■ **TASK OBJECTIVE**
Return the data in full, exactly as it was written.

[Interface dataset entries]
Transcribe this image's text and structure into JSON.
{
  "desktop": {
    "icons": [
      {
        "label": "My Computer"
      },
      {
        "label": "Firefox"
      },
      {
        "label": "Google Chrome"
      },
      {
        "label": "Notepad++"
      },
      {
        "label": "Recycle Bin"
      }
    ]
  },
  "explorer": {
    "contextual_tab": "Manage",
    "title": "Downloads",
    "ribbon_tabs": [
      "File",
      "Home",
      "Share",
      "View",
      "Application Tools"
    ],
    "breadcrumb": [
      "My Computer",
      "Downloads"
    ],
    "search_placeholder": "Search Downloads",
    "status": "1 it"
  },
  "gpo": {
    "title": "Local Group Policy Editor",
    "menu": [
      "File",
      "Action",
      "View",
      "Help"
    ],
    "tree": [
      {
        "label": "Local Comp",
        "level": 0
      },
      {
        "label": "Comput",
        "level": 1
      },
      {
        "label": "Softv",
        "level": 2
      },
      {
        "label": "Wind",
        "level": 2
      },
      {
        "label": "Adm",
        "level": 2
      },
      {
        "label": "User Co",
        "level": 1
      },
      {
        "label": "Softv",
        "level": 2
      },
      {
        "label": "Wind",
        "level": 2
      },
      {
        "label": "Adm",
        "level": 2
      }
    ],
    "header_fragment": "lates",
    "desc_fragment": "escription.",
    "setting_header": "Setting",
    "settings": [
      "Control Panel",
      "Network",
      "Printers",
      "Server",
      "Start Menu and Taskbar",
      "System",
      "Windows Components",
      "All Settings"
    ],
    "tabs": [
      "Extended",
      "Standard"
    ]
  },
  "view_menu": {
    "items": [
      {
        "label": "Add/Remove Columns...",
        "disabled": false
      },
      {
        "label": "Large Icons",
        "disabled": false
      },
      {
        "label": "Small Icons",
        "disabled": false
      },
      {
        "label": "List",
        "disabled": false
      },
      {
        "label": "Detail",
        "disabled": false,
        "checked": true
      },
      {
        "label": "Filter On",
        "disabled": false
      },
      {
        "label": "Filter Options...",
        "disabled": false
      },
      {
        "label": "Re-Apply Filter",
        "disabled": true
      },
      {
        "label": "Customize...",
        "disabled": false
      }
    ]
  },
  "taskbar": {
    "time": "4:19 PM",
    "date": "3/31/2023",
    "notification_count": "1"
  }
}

■ **SOLUTION**
Transcribe this image's text and structure into JSON.
{
  "desktop": {
    "icons": [
      {
        "label": "My Computer"
      },
      {
        "label": "Firefox"
      },
      {
        "label": "Google Chrome"
      },
      {
        "label": "Notepad++"
      },
      {
        "label": "Recycle Bin"
      }
    ]
  },
  "explorer": {
    "contextual_tab": "Manage",
    "title": "Downloads",
    "ribbon_tabs": [
      "File",
      "Home",
      "Share",
      "View",
      "Application Tools"
    ],
    "breadcrumb": [
      "My Computer",
      "Downloads"
    ],
    "search_placeholder": "Search Downloads",
    "status": "1 it"
  },
  "gpo": {
    "title": "Local Group Policy Editor",
    "menu": [
      "File",
      "Action",
      "View",
      "Help"
    ],
    "tree": [
      {
        "label": "Local Comp",
        "level": 0
      },
      {
        "label": "Comput",
        "level": 1
      },
      {
        "label": "Softv",
        "level": 2
      },
      {
        "label": "Wind",
        "level": 2
      },
      {
        "label": "Adm",
        "level": 2
      },
      {
        "label": "User Co",
        "level": 1
      },
      {
        "label": "Softv",
        "level": 2
      },
      {
        "label": "Wind",
        "level": 2
      },
      {
        "label": "Adm",
        "level": 2
      }
    ],
    "header_fragment": "lates",
    "desc_fragment": "escription.",
    "setting_header": "Setting",
    "settings": [
      "Control Panel",
      "Network",
      "Printers",
      "Server",
      "Start Menu and Taskbar",
      "System",
      "Windows Components",
      "All Settings"
    ],
    "tabs": [
      "Extended",
      "Standard"
    ]
  },
  "view_menu": {
    "items": [
      {
        "label": "Add/Remove Columns...",
        "disabled": false
      },
      {
        "label": "Large Icons",
        "disabled": false
      },
      {
        "label": "Small Icons",
        "disabled": false
      },
      {
        "label": "List",
        "disabled": false
      },
      {
        "label": "Detail",
        "disabled": false,
        "checked": true
      },
      {
        "label": "Filter On",
        "disabled": false
      },
      {
        "label": "Filter Options...",
        "disabled": false
      },
      {
        "label": "Re-Apply Filter",
        "disabled": true
      },
      {
        "label": "Customize...",
        "disabled": false
      }
    ]
  },
  "taskbar": {
    "time": "4:19 PM",
    "date": "3/31/2023",
    "notification_count": "1"
  }
}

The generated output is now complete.